I tried to yell, for no reason at all. Breath panted in my throat and couldn’t get out. The Indian threw me sideways and got a body scissors on me as I fell. He had me in a barrel. His hands went to my neck. Sometimes I wake up in the night. I feel them there and I smell the smell of him. I feel the breath fighting and losing and the greasy fingers digging in. Then I get up and take a drink and turn the radio on. I was just about gone when the light flared on again…
Did you catch that? Chandler inserted a flash forward right in the middle of an action sequence. This is strange for two reasons. First, it breaks the flow of the action. In Writing & Selling Your Mystery Novel, crime writer Hallie Ephron warns against doing that:
If you find yourself taking a pause in the middle of an action sequence to explain something, be aware that you are slowing the forward momentum… Don’t dump information into an action sequence.
So, he’s blatantly disregarded some core tenants of a fight scene. But, moreover, this flash-forward ruins the suspense. The author is telling you, right then and there, that the main character’s going to be just fine. Not only will he survive this fight, but it sounds like he’ll survive the events of the novel as well. What’s the use of putting your character in danger if the reader knows he’ll survive? Sol Stein addresses the dilemma in his essential guidebook On Writing:
A point sometimes overlooked by beginners is that if a story centers on the narrator’s ability to survive life-threatening dangers, some suspense will be lost in the first person because the character will have to survive to finish the story.
I can’t help but think that Chandler is having some fun with the confines of first-person narration here. He’s blatantly announcing to the reader “OF COURSE HE LIVES! WHAT ARE YOU, STUPID?” It’s a story told in first-person, dummy. And before you dismiss this as the over-analysis of an English professor, consider that Chandler routinely inserts meta-commentary on writing and literature into his novels, including in Farewell, My Lovely, when he takes a dig at his contemporary Ernest Hemingway. Marlowe meets a dumb brawny cop and decides to nickname him Hemingway (much to the cop’s confusion). Then they have this exchange:
“Who is this Hemingway person at all?”
“A guy that keeps saying the same thing over and over until you begin to believe it must be good.”

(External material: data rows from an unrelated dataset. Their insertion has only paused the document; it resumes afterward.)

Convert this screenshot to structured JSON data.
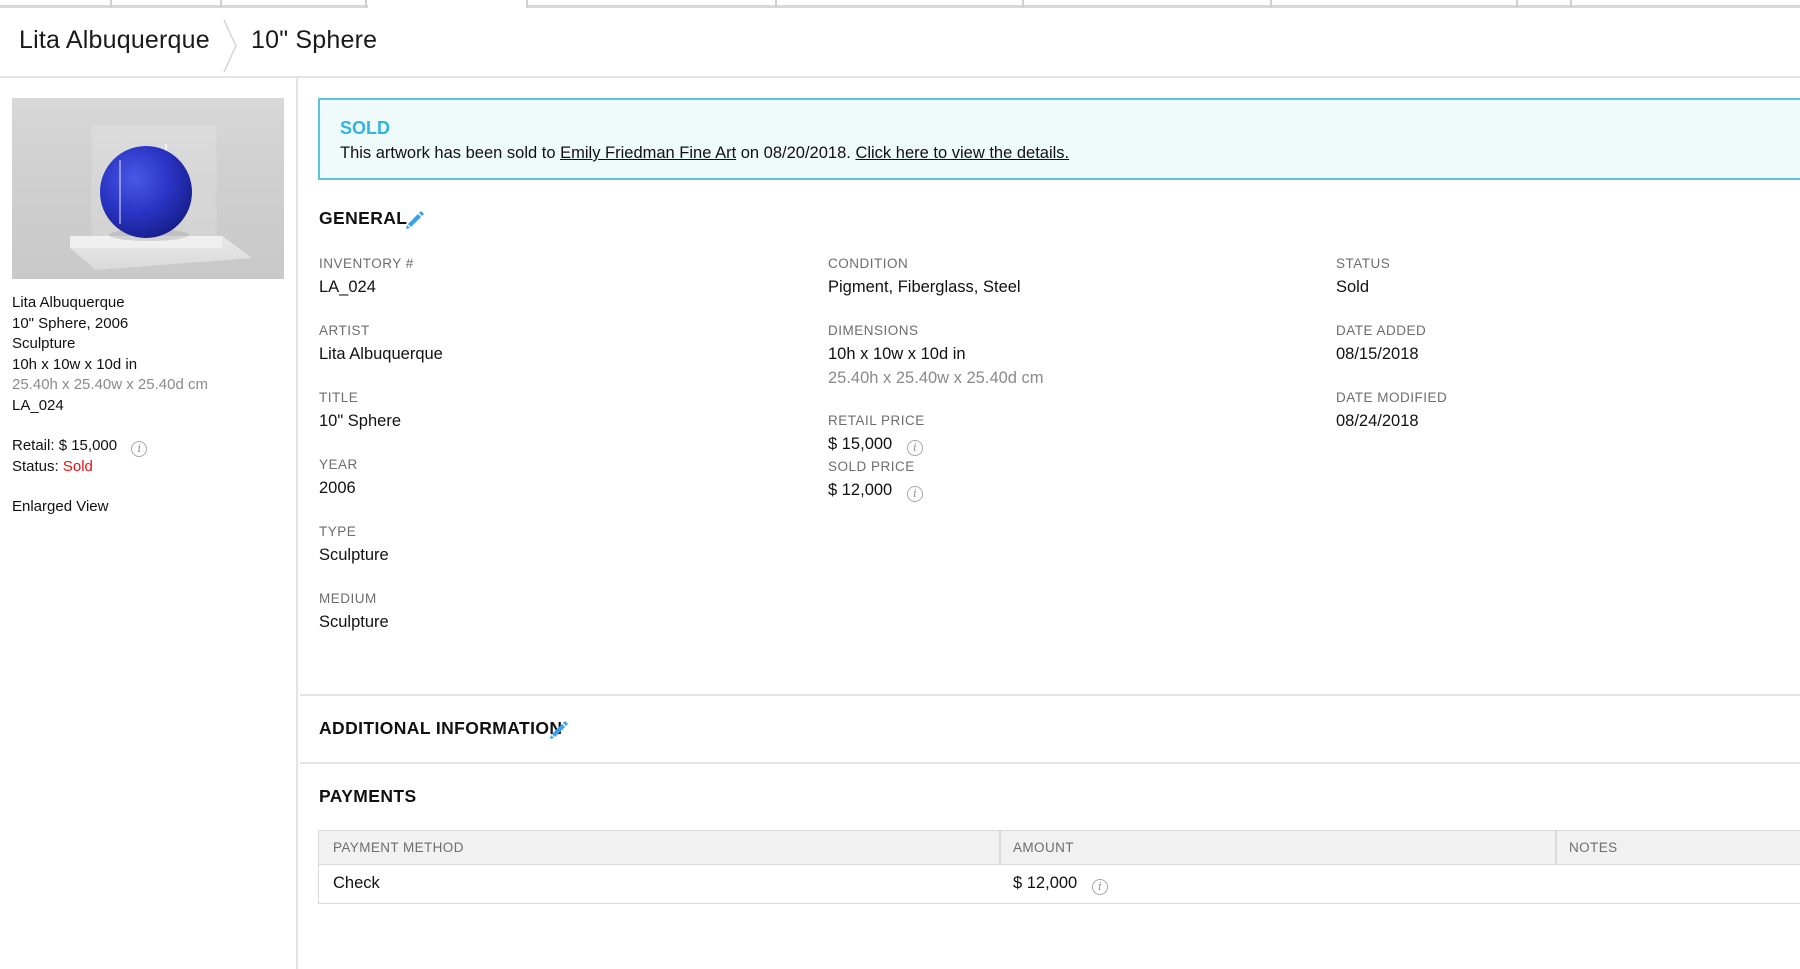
{
  "breadcrumb": {
    "artist": "Lita Albuquerque",
    "artwork": "10\" Sphere"
  },
  "sidebar": {
    "image_alt": "Blue sphere sculpture in acrylic case",
    "lines": [
      "Lita Albuquerque",
      "10\" Sphere, 2006",
      "Sculpture",
      "10h x 10w x 10d in"
    ],
    "metric_dims": "25.40h x 25.40w x 25.40d cm",
    "inventory": "LA_024",
    "retail_label": "Retail:",
    "retail_value": "$ 15,000",
    "status_label": "Status:",
    "status_value": "Sold",
    "enlarged_view": "Enlarged View"
  },
  "banner": {
    "title": "SOLD",
    "text_before": "This artwork has been sold to ",
    "buyer": "Emily Friedman Fine Art",
    "text_middle": " on 08/20/2018. ",
    "details_link": "Click here to view the details."
  },
  "general": {
    "title": "GENERAL",
    "inventory_label": "INVENTORY #",
    "inventory_value": "LA_024",
    "artist_label": "ARTIST",
    "artist_value": "Lita Albuquerque",
    "title_label": "TITLE",
    "title_value": "10\" Sphere",
    "year_label": "YEAR",
    "year_value": "2006",
    "type_label": "TYPE",
    "type_value": "Sculpture",
    "medium_label": "MEDIUM",
    "medium_value": "Sculpture",
    "condition_label": "CONDITION",
    "condition_value": "Pigment, Fiberglass, Steel",
    "dimensions_label": "DIMENSIONS",
    "dimensions_value": "10h x 10w x 10d in",
    "dimensions_metric": "25.40h x 25.40w x 25.40d cm",
    "retail_label": "RETAIL PRICE",
    "retail_value": "$ 15,000",
    "sold_label": "SOLD PRICE",
    "sold_value": "$ 12,000",
    "status_label": "STATUS",
    "status_value": "Sold",
    "added_label": "DATE ADDED",
    "added_value": "08/15/2018",
    "modified_label": "DATE MODIFIED",
    "modified_value": "08/24/2018"
  },
  "additional": {
    "title": "ADDITIONAL INFORMATION"
  },
  "payments": {
    "title": "PAYMENTS",
    "columns": [
      "PAYMENT METHOD",
      "AMOUNT",
      "NOTES"
    ],
    "rows": [
      {
        "method": "Check",
        "amount": "$ 12,000",
        "notes": ""
      }
    ]
  },
  "colors": {
    "accent": "#32b4e0",
    "banner_bg": "#effafb",
    "banner_border": "#5bc4db",
    "sold_red": "#e8110f",
    "sphere_blue": "#2a38c8"
  },
  "icons": {
    "edit": "pencil-icon",
    "info": "info-icon",
    "breadcrumb_separator": "chevron-right-icon"
  }
}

Dang, Ray. That’s savage. I don’t pretend to understand his beef with Hemingway (I think Hemingway’s pretty great!). But Chandler was a writer of enormous talent and great wit who liked having fun now and again with the conventions of literature. I can’t help feeling that’s what he’s doing here, and I love it.